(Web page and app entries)
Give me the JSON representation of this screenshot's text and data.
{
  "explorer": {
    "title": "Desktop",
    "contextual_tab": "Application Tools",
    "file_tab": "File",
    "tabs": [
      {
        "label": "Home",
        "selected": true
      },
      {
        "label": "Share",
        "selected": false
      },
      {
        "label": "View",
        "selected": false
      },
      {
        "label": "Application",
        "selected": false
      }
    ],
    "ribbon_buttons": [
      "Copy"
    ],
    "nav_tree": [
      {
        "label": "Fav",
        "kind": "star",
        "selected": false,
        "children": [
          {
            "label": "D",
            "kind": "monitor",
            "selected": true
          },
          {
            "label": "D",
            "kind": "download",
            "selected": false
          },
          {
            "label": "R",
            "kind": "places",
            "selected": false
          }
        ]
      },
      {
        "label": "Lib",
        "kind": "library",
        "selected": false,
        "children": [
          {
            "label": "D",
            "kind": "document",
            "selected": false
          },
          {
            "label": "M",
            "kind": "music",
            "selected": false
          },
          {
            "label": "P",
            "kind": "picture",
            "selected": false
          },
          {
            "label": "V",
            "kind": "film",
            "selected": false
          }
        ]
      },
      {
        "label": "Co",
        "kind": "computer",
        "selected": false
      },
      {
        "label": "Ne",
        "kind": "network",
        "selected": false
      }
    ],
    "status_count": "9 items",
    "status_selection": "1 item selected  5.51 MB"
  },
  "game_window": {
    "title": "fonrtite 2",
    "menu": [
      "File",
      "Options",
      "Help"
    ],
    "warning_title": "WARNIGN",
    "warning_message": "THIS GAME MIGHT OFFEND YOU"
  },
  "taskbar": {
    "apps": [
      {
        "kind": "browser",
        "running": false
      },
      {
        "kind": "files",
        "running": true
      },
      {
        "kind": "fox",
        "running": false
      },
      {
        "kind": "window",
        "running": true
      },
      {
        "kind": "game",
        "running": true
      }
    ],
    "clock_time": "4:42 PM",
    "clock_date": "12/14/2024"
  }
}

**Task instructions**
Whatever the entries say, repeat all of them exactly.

**Solution for this task**
Give me the JSON representation of this screenshot's text and data.
{
  "explorer": {
    "title": "Desktop",
    "contextual_tab": "Application Tools",
    "file_tab": "File",
    "tabs": [
      {
        "label": "Home",
        "selected": true
      },
      {
        "label": "Share",
        "selected": false
      },
      {
        "label": "View",
        "selected": false
      },
      {
        "label": "Application",
        "selected": false
      }
    ],
    "ribbon_buttons": [
      "Copy"
    ],
    "nav_tree": [
      {
        "label": "Fav",
        "kind": "star",
        "selected": false,
        "children": [
          {
            "label": "D",
            "kind": "monitor",
            "selected": true
          },
          {
            "label": "D",
            "kind": "download",
            "selected": false
          },
          {
            "label": "R",
            "kind": "places",
            "selected": false
          }
        ]
      },
      {
        "label": "Lib",
        "kind": "library",
        "selected": false,
        "children": [
          {
            "label": "D",
            "kind": "document",
            "selected": false
          },
          {
            "label": "M",
            "kind": "music",
            "selected": false
          },
          {
            "label": "P",
            "kind": "picture",
            "selected": false
          },
          {
            "label": "V",
            "kind": "film",
            "selected": false
          }
        ]
      },
      {
        "label": "Co",
        "kind": "computer",
        "selected": false
      },
      {
        "label": "Ne",
        "kind": "network",
        "selected": false
      }
    ],
    "status_count": "9 items",
    "status_selection": "1 item selected  5.51 MB"
  },
  "game_window": {
    "title": "fonrtite 2",
    "menu": [
      "File",
      "Options",
      "Help"
    ],
    "warning_title": "WARNIGN",
    "warning_message": "THIS GAME MIGHT OFFEND YOU"
  },
  "taskbar": {
    "apps": [
      {
        "kind": "browser",
        "running": false
      },
      {
        "kind": "files",
        "running": true
      },
      {
        "kind": "fox",
        "running": false
      },
      {
        "kind": "window",
        "running": true
      },
      {
        "kind": "game",
        "running": true
      }
    ],
    "clock_time": "4:42 PM",
    "clock_date": "12/14/2024"
  }
}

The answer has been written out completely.